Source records
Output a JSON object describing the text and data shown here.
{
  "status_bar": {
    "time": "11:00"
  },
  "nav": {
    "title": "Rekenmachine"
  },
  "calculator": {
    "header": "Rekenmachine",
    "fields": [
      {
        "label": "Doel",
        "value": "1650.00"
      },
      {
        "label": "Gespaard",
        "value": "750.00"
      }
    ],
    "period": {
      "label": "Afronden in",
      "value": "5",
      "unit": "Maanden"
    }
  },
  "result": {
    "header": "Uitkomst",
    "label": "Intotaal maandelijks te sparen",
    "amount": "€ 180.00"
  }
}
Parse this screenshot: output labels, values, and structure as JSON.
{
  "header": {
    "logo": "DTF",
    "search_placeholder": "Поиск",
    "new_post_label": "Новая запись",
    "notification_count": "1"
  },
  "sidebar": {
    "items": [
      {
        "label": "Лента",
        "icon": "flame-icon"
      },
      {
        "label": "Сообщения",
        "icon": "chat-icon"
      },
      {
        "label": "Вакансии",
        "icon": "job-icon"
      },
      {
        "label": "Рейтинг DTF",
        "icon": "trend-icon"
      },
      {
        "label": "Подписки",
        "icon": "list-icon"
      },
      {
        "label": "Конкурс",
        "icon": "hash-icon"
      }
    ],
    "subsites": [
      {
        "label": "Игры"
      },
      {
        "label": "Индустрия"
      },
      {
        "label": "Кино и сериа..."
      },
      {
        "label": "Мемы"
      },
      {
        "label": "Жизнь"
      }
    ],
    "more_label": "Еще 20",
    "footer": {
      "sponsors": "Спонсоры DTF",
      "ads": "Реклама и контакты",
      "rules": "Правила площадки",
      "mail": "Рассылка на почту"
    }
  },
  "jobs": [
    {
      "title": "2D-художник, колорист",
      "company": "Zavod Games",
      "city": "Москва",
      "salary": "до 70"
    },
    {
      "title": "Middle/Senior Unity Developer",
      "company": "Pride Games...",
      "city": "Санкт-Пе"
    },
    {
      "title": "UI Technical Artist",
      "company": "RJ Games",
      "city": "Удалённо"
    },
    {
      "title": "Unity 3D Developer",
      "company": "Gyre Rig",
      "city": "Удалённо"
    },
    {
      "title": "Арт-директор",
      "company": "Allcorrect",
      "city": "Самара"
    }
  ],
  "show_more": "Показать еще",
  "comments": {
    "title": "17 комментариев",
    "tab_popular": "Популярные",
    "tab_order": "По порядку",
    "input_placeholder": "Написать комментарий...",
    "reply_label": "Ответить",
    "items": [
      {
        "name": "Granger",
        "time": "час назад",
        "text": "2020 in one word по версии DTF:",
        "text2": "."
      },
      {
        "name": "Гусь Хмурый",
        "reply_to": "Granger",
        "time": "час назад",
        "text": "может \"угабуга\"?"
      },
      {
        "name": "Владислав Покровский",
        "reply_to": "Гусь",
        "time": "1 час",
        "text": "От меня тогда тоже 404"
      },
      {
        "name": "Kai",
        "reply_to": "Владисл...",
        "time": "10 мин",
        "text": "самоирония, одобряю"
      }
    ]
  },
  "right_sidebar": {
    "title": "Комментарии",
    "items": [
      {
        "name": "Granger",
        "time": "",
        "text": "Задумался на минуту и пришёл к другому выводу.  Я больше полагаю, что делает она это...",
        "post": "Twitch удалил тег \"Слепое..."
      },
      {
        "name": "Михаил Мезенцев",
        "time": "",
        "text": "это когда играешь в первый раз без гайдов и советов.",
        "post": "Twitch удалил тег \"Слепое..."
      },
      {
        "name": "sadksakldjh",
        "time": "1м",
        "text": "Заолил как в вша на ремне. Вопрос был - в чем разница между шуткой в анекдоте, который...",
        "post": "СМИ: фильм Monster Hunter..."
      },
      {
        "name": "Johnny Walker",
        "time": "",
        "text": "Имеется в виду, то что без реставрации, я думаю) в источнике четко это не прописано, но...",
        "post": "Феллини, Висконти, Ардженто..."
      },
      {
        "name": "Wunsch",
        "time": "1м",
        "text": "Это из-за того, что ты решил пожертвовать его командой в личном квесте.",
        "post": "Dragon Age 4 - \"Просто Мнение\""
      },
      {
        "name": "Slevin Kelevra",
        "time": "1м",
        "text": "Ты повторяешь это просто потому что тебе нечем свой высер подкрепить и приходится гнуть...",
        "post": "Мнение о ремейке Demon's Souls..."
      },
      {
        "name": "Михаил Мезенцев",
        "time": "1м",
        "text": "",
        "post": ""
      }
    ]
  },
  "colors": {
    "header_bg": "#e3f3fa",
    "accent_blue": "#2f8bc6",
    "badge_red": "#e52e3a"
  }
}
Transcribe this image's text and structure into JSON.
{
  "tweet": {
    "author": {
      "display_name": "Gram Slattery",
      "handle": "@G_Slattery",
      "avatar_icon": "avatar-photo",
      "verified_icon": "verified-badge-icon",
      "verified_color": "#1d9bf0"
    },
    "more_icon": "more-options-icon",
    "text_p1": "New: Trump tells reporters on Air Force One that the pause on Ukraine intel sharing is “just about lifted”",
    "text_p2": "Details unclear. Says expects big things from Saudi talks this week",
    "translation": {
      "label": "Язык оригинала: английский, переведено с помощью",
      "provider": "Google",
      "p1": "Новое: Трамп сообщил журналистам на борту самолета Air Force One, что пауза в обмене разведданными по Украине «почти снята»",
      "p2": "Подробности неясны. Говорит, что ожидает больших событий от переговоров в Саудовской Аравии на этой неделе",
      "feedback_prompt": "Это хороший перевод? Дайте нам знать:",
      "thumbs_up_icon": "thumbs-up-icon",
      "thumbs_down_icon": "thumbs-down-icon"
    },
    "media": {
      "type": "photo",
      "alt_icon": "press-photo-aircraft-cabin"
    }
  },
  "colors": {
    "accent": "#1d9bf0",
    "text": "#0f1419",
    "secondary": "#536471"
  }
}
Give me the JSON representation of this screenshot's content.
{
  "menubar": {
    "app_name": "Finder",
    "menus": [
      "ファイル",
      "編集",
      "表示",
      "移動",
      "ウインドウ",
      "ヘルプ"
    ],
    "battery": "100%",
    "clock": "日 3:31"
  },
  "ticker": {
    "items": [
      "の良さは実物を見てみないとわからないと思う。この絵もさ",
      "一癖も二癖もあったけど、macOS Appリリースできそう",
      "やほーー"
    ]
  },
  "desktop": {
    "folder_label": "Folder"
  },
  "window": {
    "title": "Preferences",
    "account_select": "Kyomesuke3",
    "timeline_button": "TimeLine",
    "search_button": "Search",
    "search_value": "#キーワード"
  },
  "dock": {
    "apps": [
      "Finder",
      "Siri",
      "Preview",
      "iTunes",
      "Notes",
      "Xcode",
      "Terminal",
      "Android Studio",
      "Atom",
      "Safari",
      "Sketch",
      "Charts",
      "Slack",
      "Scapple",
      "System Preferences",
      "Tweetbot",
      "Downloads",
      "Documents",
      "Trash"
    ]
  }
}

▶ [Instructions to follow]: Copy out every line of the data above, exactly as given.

▶ [Answer space]:
Output a JSON object describing the text and data shown here.
{
  "status_bar": {
    "time": "11:00"
  },
  "nav": {
    "title": "Rekenmachine"
  },
  "calculator": {
    "header": "Rekenmachine",
    "fields": [
      {
        "label": "Doel",
        "value": "1650.00"
      },
      {
        "label": "Gespaard",
        "value": "750.00"
      }
    ],
    "period": {
      "label": "Afronden in",
      "value": "5",
      "unit": "Maanden"
    }
  },
  "result": {
    "header": "Uitkomst",
    "label": "Intotaal maandelijks te sparen",
    "amount": "€ 180.00"
  }
}
Parse this screenshot: output labels, values, and structure as JSON.
{
  "header": {
    "logo": "DTF",
    "search_placeholder": "Поиск",
    "new_post_label": "Новая запись",
    "notification_count": "1"
  },
  "sidebar": {
    "items": [
      {
        "label": "Лента",
        "icon": "flame-icon"
      },
      {
        "label": "Сообщения",
        "icon": "chat-icon"
      },
      {
        "label": "Вакансии",
        "icon": "job-icon"
      },
      {
        "label": "Рейтинг DTF",
        "icon": "trend-icon"
      },
      {
        "label": "Подписки",
        "icon": "list-icon"
      },
      {
        "label": "Конкурс",
        "icon": "hash-icon"
      }
    ],
    "subsites": [
      {
        "label": "Игры"
      },
      {
        "label": "Индустрия"
      },
      {
        "label": "Кино и сериа..."
      },
      {
        "label": "Мемы"
      },
      {
        "label": "Жизнь"
      }
    ],
    "more_label": "Еще 20",
    "footer": {
      "sponsors": "Спонсоры DTF",
      "ads": "Реклама и контакты",
      "rules": "Правила площадки",
      "mail": "Рассылка на почту"
    }
  },
  "jobs": [
    {
      "title": "2D-художник, колорист",
      "company": "Zavod Games",
      "city": "Москва",
      "salary": "до 70"
    },
    {
      "title": "Middle/Senior Unity Developer",
      "company": "Pride Games...",
      "city": "Санкт-Пе"
    },
    {
      "title": "UI Technical Artist",
      "company": "RJ Games",
      "city": "Удалённо"
    },
    {
      "title": "Unity 3D Developer",
      "company": "Gyre Rig",
      "city": "Удалённо"
    },
    {
      "title": "Арт-директор",
      "company": "Allcorrect",
      "city": "Самара"
    }
  ],
  "show_more": "Показать еще",
  "comments": {
    "title": "17 комментариев",
    "tab_popular": "Популярные",
    "tab_order": "По порядку",
    "input_placeholder": "Написать комментарий...",
    "reply_label": "Ответить",
    "items": [
      {
        "name": "Granger",
        "time": "час назад",
        "text": "2020 in one word по версии DTF:",
        "text2": "."
      },
      {
        "name": "Гусь Хмурый",
        "reply_to": "Granger",
        "time": "час назад",
        "text": "может \"угабуга\"?"
      },
      {
        "name": "Владислав Покровский",
        "reply_to": "Гусь",
        "time": "1 час",
        "text": "От меня тогда тоже 404"
      },
      {
        "name": "Kai",
        "reply_to": "Владисл...",
        "time": "10 мин",
        "text": "самоирония, одобряю"
      }
    ]
  },
  "right_sidebar": {
    "title": "Комментарии",
    "items": [
      {
        "name": "Granger",
        "time": "",
        "text": "Задумался на минуту и пришёл к другому выводу.  Я больше полагаю, что делает она это...",
        "post": "Twitch удалил тег \"Слепое..."
      },
      {
        "name": "Михаил Мезенцев",
        "time": "",
        "text": "это когда играешь в первый раз без гайдов и советов.",
        "post": "Twitch удалил тег \"Слепое..."
      },
      {
        "name": "sadksakldjh",
        "time": "1м",
        "text": "Заолил как в вша на ремне. Вопрос был - в чем разница между шуткой в анекдоте, который...",
        "post": "СМИ: фильм Monster Hunter..."
      },
      {
        "name": "Johnny Walker",
        "time": "",
        "text": "Имеется в виду, то что без реставрации, я думаю) в источнике четко это не прописано, но...",
        "post": "Феллини, Висконти, Ардженто..."
      },
      {
        "name": "Wunsch",
        "time": "1м",
        "text": "Это из-за того, что ты решил пожертвовать его командой в личном квесте.",
        "post": "Dragon Age 4 - \"Просто Мнение\""
      },
      {
        "name": "Slevin Kelevra",
        "time": "1м",
        "text": "Ты повторяешь это просто потому что тебе нечем свой высер подкрепить и приходится гнуть...",
        "post": "Мнение о ремейке Demon's Souls..."
      },
      {
        "name": "Михаил Мезенцев",
        "time": "1м",
        "text": "",
        "post": ""
      }
    ]
  },
  "colors": {
    "header_bg": "#e3f3fa",
    "accent_blue": "#2f8bc6",
    "badge_red": "#e52e3a"
  }
}
Transcribe this image's text and structure into JSON.
{
  "tweet": {
    "author": {
      "display_name": "Gram Slattery",
      "handle": "@G_Slattery",
      "avatar_icon": "avatar-photo",
      "verified_icon": "verified-badge-icon",
      "verified_color": "#1d9bf0"
    },
    "more_icon": "more-options-icon",
    "text_p1": "New: Trump tells reporters on Air Force One that the pause on Ukraine intel sharing is “just about lifted”",
    "text_p2": "Details unclear. Says expects big things from Saudi talks this week",
    "translation": {
      "label": "Язык оригинала: английский, переведено с помощью",
      "provider": "Google",
      "p1": "Новое: Трамп сообщил журналистам на борту самолета Air Force One, что пауза в обмене разведданными по Украине «почти снята»",
      "p2": "Подробности неясны. Говорит, что ожидает больших событий от переговоров в Саудовской Аравии на этой неделе",
      "feedback_prompt": "Это хороший перевод? Дайте нам знать:",
      "thumbs_up_icon": "thumbs-up-icon",
      "thumbs_down_icon": "thumbs-down-icon"
    },
    "media": {
      "type": "photo",
      "alt_icon": "press-photo-aircraft-cabin"
    }
  },
  "colors": {
    "accent": "#1d9bf0",
    "text": "#0f1419",
    "secondary": "#536471"
  }
}
Give me the JSON representation of this screenshot's content.
{
  "menubar": {
    "app_name": "Finder",
    "menus": [
      "ファイル",
      "編集",
      "表示",
      "移動",
      "ウインドウ",
      "ヘルプ"
    ],
    "battery": "100%",
    "clock": "日 3:31"
  },
  "ticker": {
    "items": [
      "の良さは実物を見てみないとわからないと思う。この絵もさ",
      "一癖も二癖もあったけど、macOS Appリリースできそう",
      "やほーー"
    ]
  },
  "desktop": {
    "folder_label": "Folder"
  },
  "window": {
    "title": "Preferences",
    "account_select": "Kyomesuke3",
    "timeline_button": "TimeLine",
    "search_button": "Search",
    "search_value": "#キーワード"
  },
  "dock": {
    "apps": [
      "Finder",
      "Siri",
      "Preview",
      "iTunes",
      "Notes",
      "Xcode",
      "Terminal",
      "Android Studio",
      "Atom",
      "Safari",
      "Sketch",
      "Charts",
      "Slack",
      "Scapple",
      "System Preferences",
      "Tweetbot",
      "Downloads",
      "Documents",
      "Trash"
    ]
  }
}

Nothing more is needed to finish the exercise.